By now we were getting closer to home. We passed Los Banos on our left; I picked out the airport, though not the famous experimental McDonalds which I'm told is next to it. We had a beautiful view of the Los Banos reservoir with the sunlight reflecting silver off of it. From here we could see the cloud in the Salinas Valley, which did not look at all friendly. I was very glad that we had not chosen that as a route home. From here I could see the hills right up to Tracy, so things were definitely looking good. I had to descend some more, first to 4500' and then down to 2500' to get under some cumulus, with lots of bumps underneath. Finally, with Tracy in sight, I could see clear over the Altamont pass, and as we got closer I saw the light reflected off the Bay itself. Now I knew we could get there, and not spend the night in a motel in Fresno or Los Banos. A straight run south of Livermore, a little aggro from Bay who terminated flight following without telling us, so that when I called to report Palo Alto in sight they said "You were terminated five miles ago. Squawk VFR and don't come back this way". Well, they didn't actually say the last bit, but I'm sure they thought it. They had me on a weird frequency anyway.

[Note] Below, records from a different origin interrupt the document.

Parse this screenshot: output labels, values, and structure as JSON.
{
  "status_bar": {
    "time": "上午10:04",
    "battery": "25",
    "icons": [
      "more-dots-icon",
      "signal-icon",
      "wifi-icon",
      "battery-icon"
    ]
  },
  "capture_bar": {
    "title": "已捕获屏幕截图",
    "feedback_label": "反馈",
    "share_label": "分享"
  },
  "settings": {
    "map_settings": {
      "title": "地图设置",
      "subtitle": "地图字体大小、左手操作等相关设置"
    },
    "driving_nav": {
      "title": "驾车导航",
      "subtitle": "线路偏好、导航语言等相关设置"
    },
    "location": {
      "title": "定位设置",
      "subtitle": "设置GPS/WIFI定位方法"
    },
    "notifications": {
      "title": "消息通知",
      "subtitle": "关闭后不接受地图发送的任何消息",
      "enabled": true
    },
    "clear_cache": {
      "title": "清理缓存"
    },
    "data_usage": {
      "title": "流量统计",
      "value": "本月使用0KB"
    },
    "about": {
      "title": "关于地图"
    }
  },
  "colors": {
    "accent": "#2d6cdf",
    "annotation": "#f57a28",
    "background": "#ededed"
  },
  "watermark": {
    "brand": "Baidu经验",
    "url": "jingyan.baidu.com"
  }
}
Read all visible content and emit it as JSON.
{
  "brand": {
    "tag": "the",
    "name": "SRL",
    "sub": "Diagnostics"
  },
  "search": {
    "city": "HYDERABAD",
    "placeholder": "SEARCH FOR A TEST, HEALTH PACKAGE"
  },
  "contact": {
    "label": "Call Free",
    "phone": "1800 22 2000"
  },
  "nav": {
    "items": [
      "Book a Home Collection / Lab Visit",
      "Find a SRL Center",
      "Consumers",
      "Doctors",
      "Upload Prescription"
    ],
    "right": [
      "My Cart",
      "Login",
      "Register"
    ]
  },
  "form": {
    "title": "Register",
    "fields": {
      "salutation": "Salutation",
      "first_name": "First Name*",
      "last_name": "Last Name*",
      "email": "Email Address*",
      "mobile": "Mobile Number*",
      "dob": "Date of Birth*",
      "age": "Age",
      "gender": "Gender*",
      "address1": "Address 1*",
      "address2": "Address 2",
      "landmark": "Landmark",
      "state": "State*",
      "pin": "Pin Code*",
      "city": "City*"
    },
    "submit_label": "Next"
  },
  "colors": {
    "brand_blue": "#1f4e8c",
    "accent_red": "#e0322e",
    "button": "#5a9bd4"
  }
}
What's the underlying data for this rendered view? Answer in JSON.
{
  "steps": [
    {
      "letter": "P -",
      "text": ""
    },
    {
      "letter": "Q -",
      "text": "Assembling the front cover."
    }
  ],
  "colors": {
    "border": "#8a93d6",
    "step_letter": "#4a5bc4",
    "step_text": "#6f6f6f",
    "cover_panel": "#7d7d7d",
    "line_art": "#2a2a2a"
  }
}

Palo Alto was busy as ever, despite the weather which was overcast at 4000' or so and not very friendly. They had us do a 360 on the way in then some more fancy footwork to get behind our traffic. Then, finally, onto a soggy but sunny runway 13 exactly 3h05 and 390 nm after departure, with a fair crosswind directly across the runway. As we were cleaning up, I talked with someone else who was just in from LA, who had tried the Salinas Valley. He told tales of spiralling down through holes in the clouds, and VFR into IMC – it made me very glad I had chosen the Valley route. And Isabelle reminded me to call and close my flight plan – she is turning into a really good co-pilot.